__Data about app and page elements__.
>>>>>

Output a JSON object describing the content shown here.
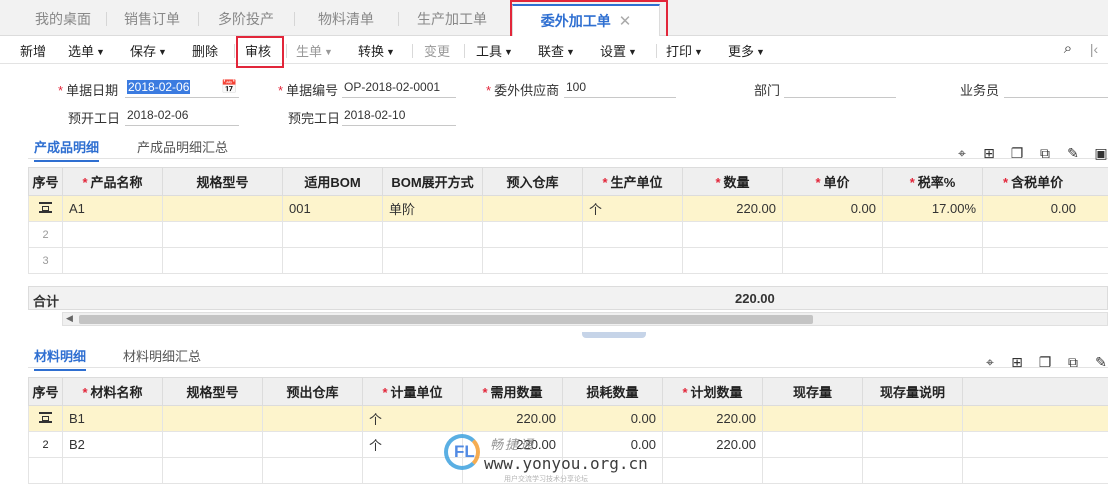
{
  "tabs": [
    {
      "label": "我的桌面"
    },
    {
      "label": "销售订单"
    },
    {
      "label": "多阶投产"
    },
    {
      "label": "物料清单"
    },
    {
      "label": "生产加工单"
    },
    {
      "label": "委外加工单",
      "close": "✕"
    }
  ],
  "toolbar": {
    "new": "新增",
    "select": "选单",
    "save": "保存",
    "delete": "删除",
    "audit": "审核",
    "generate": "生单",
    "convert": "转换",
    "change": "变更",
    "tools": "工具",
    "linked": "联查",
    "settings": "设置",
    "print": "打印",
    "more": "更多"
  },
  "header": {
    "date_label": "单据日期",
    "date_value": "2018-02-06",
    "number_label": "单据编号",
    "number_value": "OP-2018-02-0001",
    "supplier_label": "委外供应商",
    "supplier_value": "100",
    "dept_label": "部门",
    "dept_value": "",
    "salesman_label": "业务员",
    "salesman_value": "",
    "plan_start_label": "预开工日",
    "plan_start_value": "2018-02-06",
    "plan_end_label": "预完工日",
    "plan_end_value": "2018-02-10"
  },
  "product_section": {
    "tab_detail": "产成品明细",
    "tab_summary": "产成品明细汇总",
    "columns": [
      "序号",
      "产品名称",
      "规格型号",
      "适用BOM",
      "BOM展开方式",
      "预入仓库",
      "生产单位",
      "数量",
      "单价",
      "税率%",
      "含税单价"
    ],
    "rows": [
      {
        "idx": "",
        "name": "A1",
        "spec": "",
        "bom": "001",
        "expand": "单阶",
        "warehouse": "",
        "unit": "个",
        "qty": "220.00",
        "price": "0.00",
        "tax": "17.00%",
        "taxprice": "0.00"
      },
      {
        "idx": "2",
        "name": "",
        "spec": "",
        "bom": "",
        "expand": "",
        "warehouse": "",
        "unit": "",
        "qty": "",
        "price": "",
        "tax": "",
        "taxprice": ""
      },
      {
        "idx": "3",
        "name": "",
        "spec": "",
        "bom": "",
        "expand": "",
        "warehouse": "",
        "unit": "",
        "qty": "",
        "price": "",
        "tax": "",
        "taxprice": ""
      }
    ],
    "total_label": "合计",
    "total_qty": "220.00"
  },
  "material_section": {
    "tab_detail": "材料明细",
    "tab_summary": "材料明细汇总",
    "columns": [
      "序号",
      "材料名称",
      "规格型号",
      "预出仓库",
      "计量单位",
      "需用数量",
      "损耗数量",
      "计划数量",
      "现存量",
      "现存量说明"
    ],
    "rows": [
      {
        "idx": "",
        "name": "B1",
        "spec": "",
        "warehouse": "",
        "unit": "个",
        "need": "220.00",
        "loss": "0.00",
        "plan": "220.00",
        "stock": "",
        "stock_note": ""
      },
      {
        "idx": "2",
        "name": "B2",
        "spec": "",
        "warehouse": "",
        "unit": "个",
        "need": "220.00",
        "loss": "0.00",
        "plan": "220.00",
        "stock": "",
        "stock_note": ""
      }
    ]
  },
  "watermark": {
    "logo": "FL",
    "site": "www.yonyou.org.cn",
    "top": "畅捷通",
    "sub": "用户交流学习技术分享论坛"
  },
  "colors": {
    "accent": "#2f6fd1",
    "highlight": "#e2263a",
    "row_selected": "#fdf4cc"
  }
}
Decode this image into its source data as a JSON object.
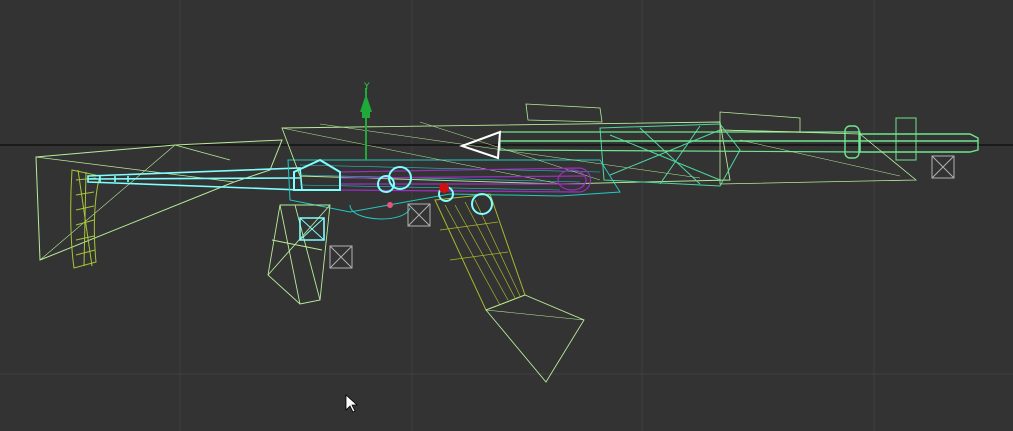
{
  "viewport": {
    "name": "wireframe-viewport",
    "background": "#333333",
    "grid_color": "#3f3f3f",
    "horizon_color": "#0b0b0b"
  },
  "model": {
    "name": "assault-rifle-wireframe",
    "colors": {
      "frame": "#b8ec9a",
      "frame_bright": "#8ef0a6",
      "barrel": "#6ee68e",
      "handguard": "#4fd6a0",
      "stock": "#a7c43a",
      "magazine": "#a9b62c",
      "receiver": "#22c8c0",
      "selection": "#7fffff",
      "rail": "#9b2fbf",
      "accent_red": "#d01010",
      "dummy_helper": "#b0b0b0"
    },
    "helpers": [
      "dummy-helper-icon",
      "dummy-helper-icon",
      "dummy-helper-icon"
    ]
  },
  "gizmo": {
    "axis_label": "Y",
    "color": "#1faa3a"
  },
  "cursor": {
    "icon": "arrow-cursor-icon"
  }
}
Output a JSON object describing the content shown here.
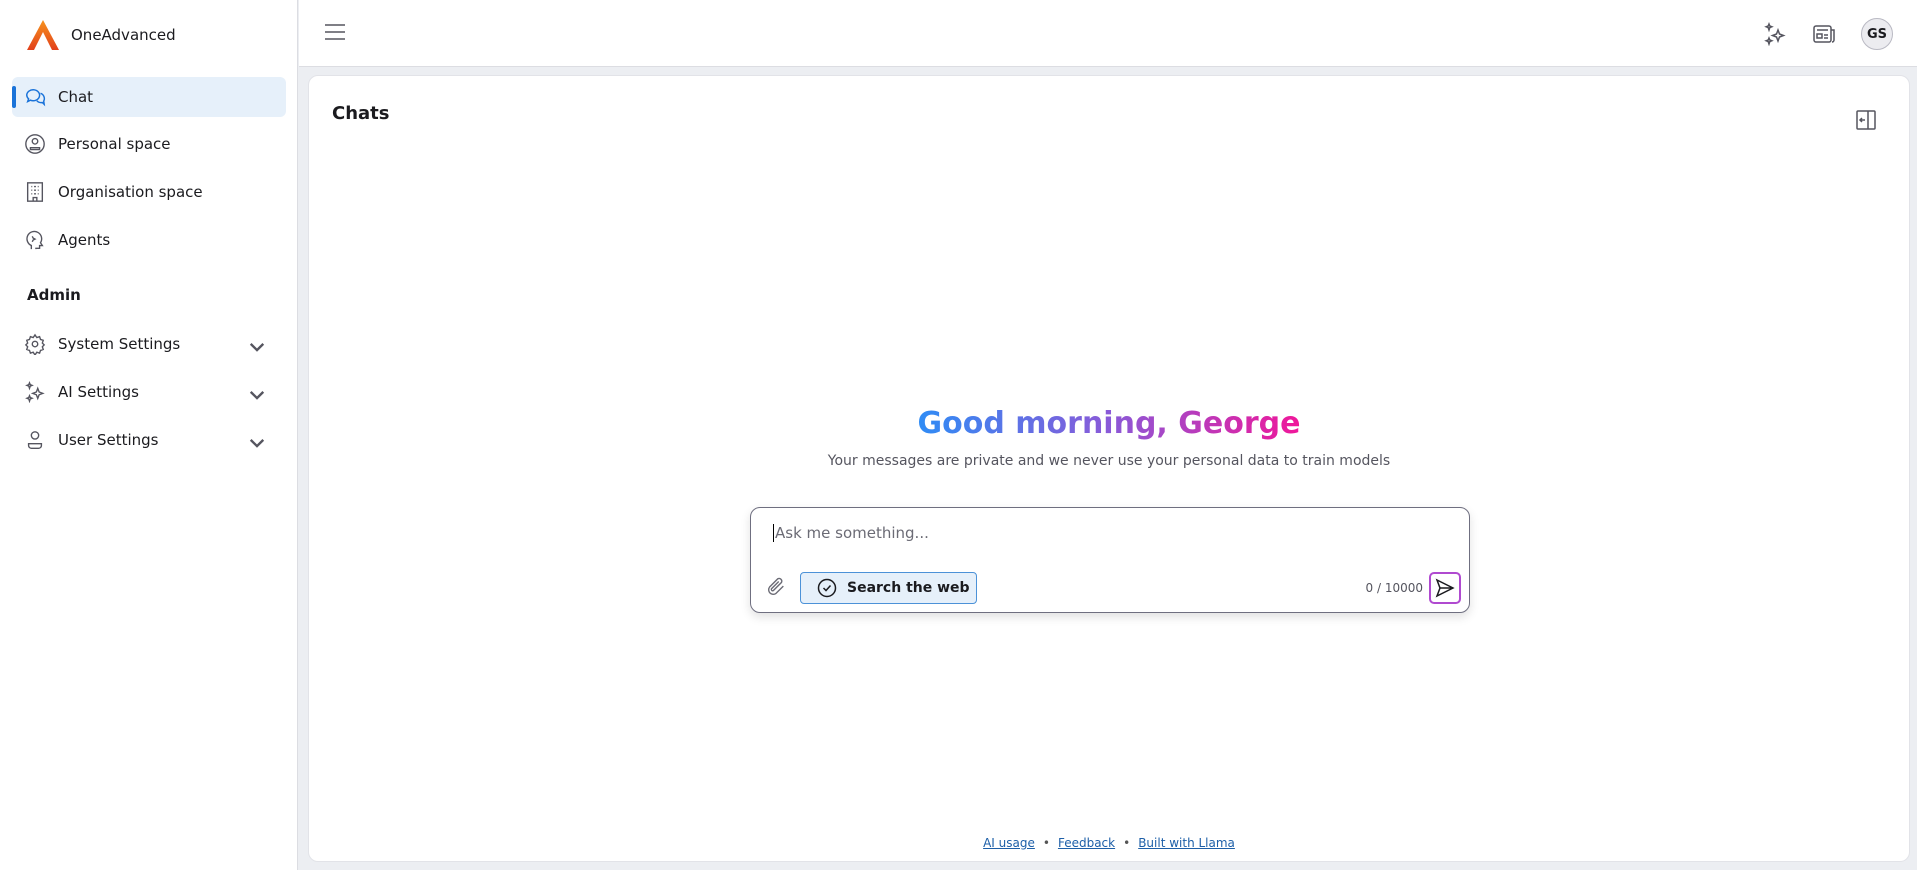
{
  "brand": {
    "name": "OneAdvanced"
  },
  "sidebar": {
    "items": [
      {
        "label": "Chat"
      },
      {
        "label": "Personal space"
      },
      {
        "label": "Organisation space"
      },
      {
        "label": "Agents"
      }
    ],
    "admin_heading": "Admin",
    "admin_items": [
      {
        "label": "System Settings"
      },
      {
        "label": "AI Settings"
      },
      {
        "label": "User Settings"
      }
    ]
  },
  "header": {
    "avatar_initials": "GS"
  },
  "main": {
    "title": "Chats",
    "greeting": "Good morning, George",
    "subtitle": "Your messages are private and we never use your personal data to train models",
    "input_placeholder": "Ask me something...",
    "search_web_label": "Search the web",
    "char_count": "0 / 10000"
  },
  "footer": {
    "links": [
      "AI usage",
      "Feedback",
      "Built with Llama"
    ]
  },
  "colors": {
    "accent": "#1a73d9",
    "gradient_start": "#2f8cf5",
    "gradient_end": "#f0179a"
  }
}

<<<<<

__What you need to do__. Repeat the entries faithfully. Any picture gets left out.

__Your response__.
Output a JSON object describing the content shown here.
{
  "tabs": [
    {
      "label": "我的桌面"
    },
    {
      "label": "销售订单"
    },
    {
      "label": "多阶投产"
    },
    {
      "label": "物料清单"
    },
    {
      "label": "生产加工单"
    },
    {
      "label": "委外加工单",
      "close": "✕"
    }
  ],
  "toolbar": {
    "new": "新增",
    "select": "选单",
    "save": "保存",
    "delete": "删除",
    "audit": "审核",
    "generate": "生单",
    "convert": "转换",
    "change": "变更",
    "tools": "工具",
    "linked": "联查",
    "settings": "设置",
    "print": "打印",
    "more": "更多"
  },
  "header": {
    "date_label": "单据日期",
    "date_value": "2018-02-06",
    "number_label": "单据编号",
    "number_value": "OP-2018-02-0001",
    "supplier_label": "委外供应商",
    "supplier_value": "100",
    "dept_label": "部门",
    "dept_value": "",
    "salesman_label": "业务员",
    "salesman_value": "",
    "plan_start_label": "预开工日",
    "plan_start_value": "2018-02-06",
    "plan_end_label": "预完工日",
    "plan_end_value": "2018-02-10"
  },
  "product_section": {
    "tab_detail": "产成品明细",
    "tab_summary": "产成品明细汇总",
    "columns": [
      "序号",
      "产品名称",
      "规格型号",
      "适用BOM",
      "BOM展开方式",
      "预入仓库",
      "生产单位",
      "数量",
      "单价",
      "税率%",
      "含税单价"
    ],
    "rows": [
      {
        "idx": "",
        "name": "A1",
        "spec": "",
        "bom": "001",
        "expand": "单阶",
        "warehouse": "",
        "unit": "个",
        "qty": "220.00",
        "price": "0.00",
        "tax": "17.00%",
        "taxprice": "0.00"
      },
      {
        "idx": "2",
        "name": "",
        "spec": "",
        "bom": "",
        "expand": "",
        "warehouse": "",
        "unit": "",
        "qty": "",
        "price": "",
        "tax": "",
        "taxprice": ""
      },
      {
        "idx": "3",
        "name": "",
        "spec": "",
        "bom": "",
        "expand": "",
        "warehouse": "",
        "unit": "",
        "qty": "",
        "price": "",
        "tax": "",
        "taxprice": ""
      }
    ],
    "total_label": "合计",
    "total_qty": "220.00"
  },
  "material_section": {
    "tab_detail": "材料明细",
    "tab_summary": "材料明细汇总",
    "columns": [
      "序号",
      "材料名称",
      "规格型号",
      "预出仓库",
      "计量单位",
      "需用数量",
      "损耗数量",
      "计划数量",
      "现存量",
      "现存量说明"
    ],
    "rows": [
      {
        "idx": "",
        "name": "B1",
        "spec": "",
        "warehouse": "",
        "unit": "个",
        "need": "220.00",
        "loss": "0.00",
        "plan": "220.00",
        "stock": "",
        "stock_note": ""
      },
      {
        "idx": "2",
        "name": "B2",
        "spec": "",
        "warehouse": "",
        "unit": "个",
        "need": "220.00",
        "loss": "0.00",
        "plan": "220.00",
        "stock": "",
        "stock_note": ""
      }
    ]
  },
  "watermark": {
    "logo": "FL",
    "site": "www.yonyou.org.cn",
    "top": "畅捷通",
    "sub": "用户交流学习技术分享论坛"
  },
  "colors": {
    "accent": "#2f6fd1",
    "highlight": "#e2263a",
    "row_selected": "#fdf4cc"
  }
}
Decode this image into its source data as a JSON object.
{
  "viewport": {
    "name": "wireframe-viewport",
    "background": "#333333",
    "grid_color": "#3f3f3f",
    "horizon_color": "#0b0b0b"
  },
  "model": {
    "name": "assault-rifle-wireframe",
    "colors": {
      "frame": "#b8ec9a",
      "frame_bright": "#8ef0a6",
      "barrel": "#6ee68e",
      "handguard": "#4fd6a0",
      "stock": "#a7c43a",
      "magazine": "#a9b62c",
      "receiver": "#22c8c0",
      "selection": "#7fffff",
      "rail": "#9b2fbf",
      "accent_red": "#d01010",
      "dummy_helper": "#b0b0b0"
    },
    "helpers": [
      "dummy-helper-icon",
      "dummy-helper-icon",
      "dummy-helper-icon"
    ]
  },
  "gizmo": {
    "axis_label": "Y",
    "color": "#1faa3a"
  },
  "cursor": {
    "icon": "arrow-cursor-icon"
  }
}
Output a JSON object describing the content shown here.
{
  "brand": {
    "name": "OneAdvanced"
  },
  "sidebar": {
    "items": [
      {
        "label": "Chat"
      },
      {
        "label": "Personal space"
      },
      {
        "label": "Organisation space"
      },
      {
        "label": "Agents"
      }
    ],
    "admin_heading": "Admin",
    "admin_items": [
      {
        "label": "System Settings"
      },
      {
        "label": "AI Settings"
      },
      {
        "label": "User Settings"
      }
    ]
  },
  "header": {
    "avatar_initials": "GS"
  },
  "main": {
    "title": "Chats",
    "greeting": "Good morning, George",
    "subtitle": "Your messages are private and we never use your personal data to train models",
    "input_placeholder": "Ask me something...",
    "search_web_label": "Search the web",
    "char_count": "0 / 10000"
  },
  "footer": {
    "links": [
      "AI usage",
      "Feedback",
      "Built with Llama"
    ]
  },
  "colors": {
    "accent": "#1a73d9",
    "gradient_start": "#2f8cf5",
    "gradient_end": "#f0179a"
  }
}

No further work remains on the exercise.